Time Out says
It’s a commercial gallery show, scheduled to coincide with the Royal Academy’s blockbuster ‘Matisse in the Studio’ exhibition, opening in August. Is anyone else wondering if this is essentially a high-end gift shop for wealthy RA visitors buzzing on a Matisse high?
It is what it is, and Matisse is still Matisse: the twentieth-century maestro who built a dazzling, sensual world of lavish interiors, opulent fabrics, lush houseplants, Oriental garments and reclining nudes. But, like all geniuses, he had off days, and the paintings on display here aren’t among his best. ‘L’artiste et le modèle nu’, a self-portrait of sorts where he appears painting a woman in his studio, feels wispy and indecisive.

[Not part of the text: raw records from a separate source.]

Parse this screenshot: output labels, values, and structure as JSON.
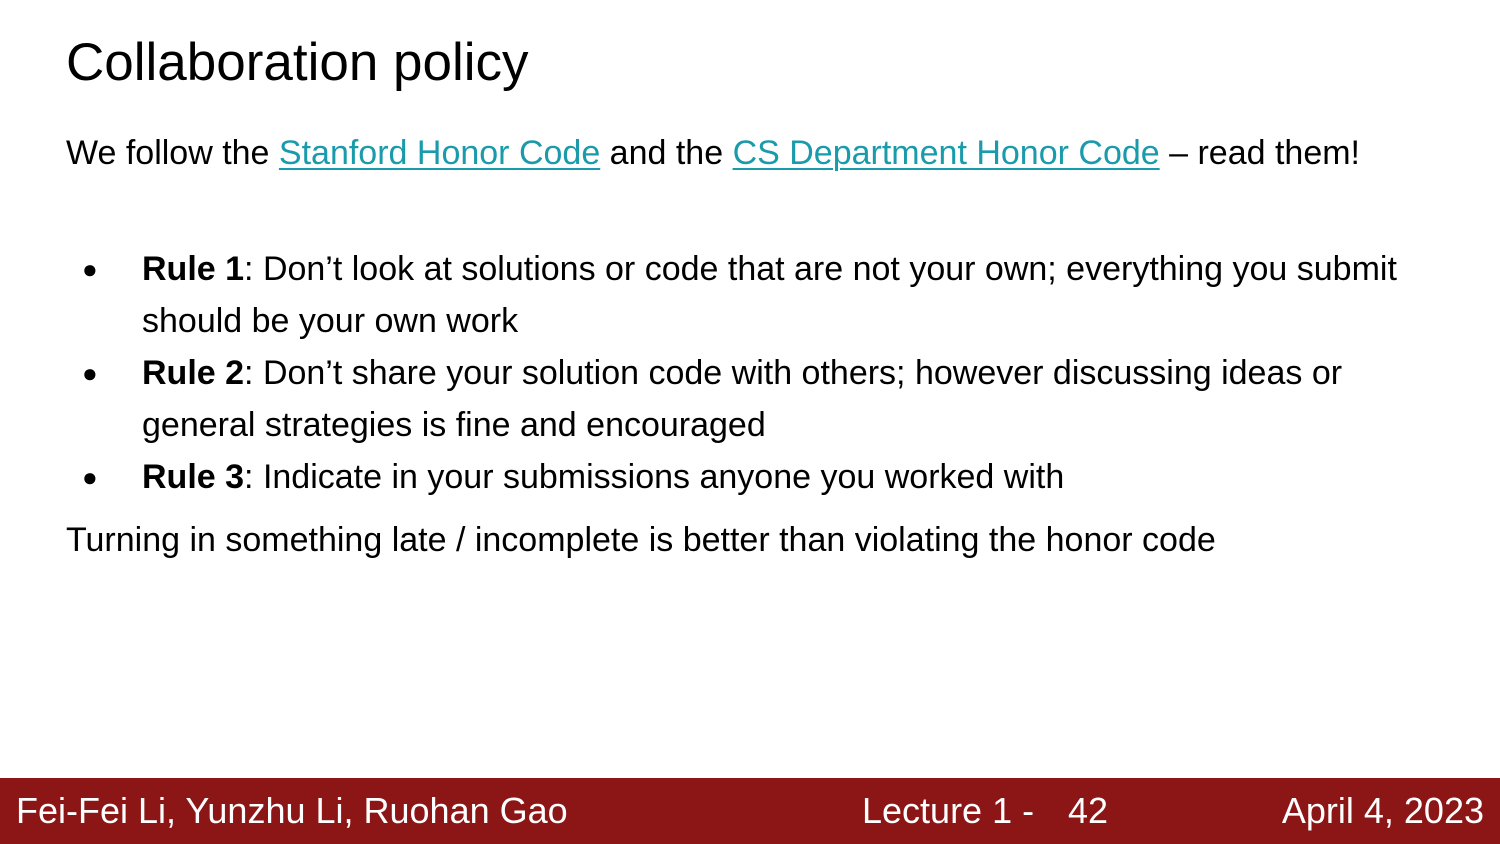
{
  "slide": {
    "title": "Collaboration policy",
    "intro": {
      "prefix": "We follow the ",
      "link1": "Stanford Honor Code",
      "middle": " and the ",
      "link2": "CS Department Honor Code",
      "suffix": " – read them!"
    },
    "rules": [
      {
        "name": "Rule 1",
        "text": ": Don’t look at solutions or code that are not your own; everything you submit should be your own work"
      },
      {
        "name": "Rule 2",
        "text": ": Don’t share your solution code with others; however discussing ideas or general strategies is fine and encouraged"
      },
      {
        "name": "Rule 3",
        "text": ": Indicate in your submissions anyone you worked with"
      }
    ],
    "bullet": "●",
    "closing": "Turning in something late / incomplete is better than violating the honor code"
  },
  "footer": {
    "authors": "Fei-Fei Li, Yunzhu Li, Ruohan Gao",
    "lecture": "Lecture 1 -",
    "page": "42",
    "date": "April 4, 2023"
  },
  "colors": {
    "footer_bg": "#8c1515",
    "link": "#1a9bab"
  }
}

This gives his drawings and prints the limelight, and in many ways they’re way more thrilling: here, you bear witness to a stupendously gifted draughtsman capturing his subjects – the profile of a woman, a vase of flowers – with swift, gorgeous economy. Gorgeousness is perhaps half the problem with Matisse. It’s his unswerving devotion to beauty, and interest in little else, that’s always tended to land him in second place against his lifelong frenemy, the grittier, more political Picasso. Still, as much as he flirted with frivolity, we shouldn’t forget that once upon a time, Matisse’s pictures looked far less lovely: garish, expressionist and wild. It’s because of, not despite, these jittery, gloom-laden times of ours, that I have a feeling we’re all in need of a soothing dose of beauty. See you at the RA this summer.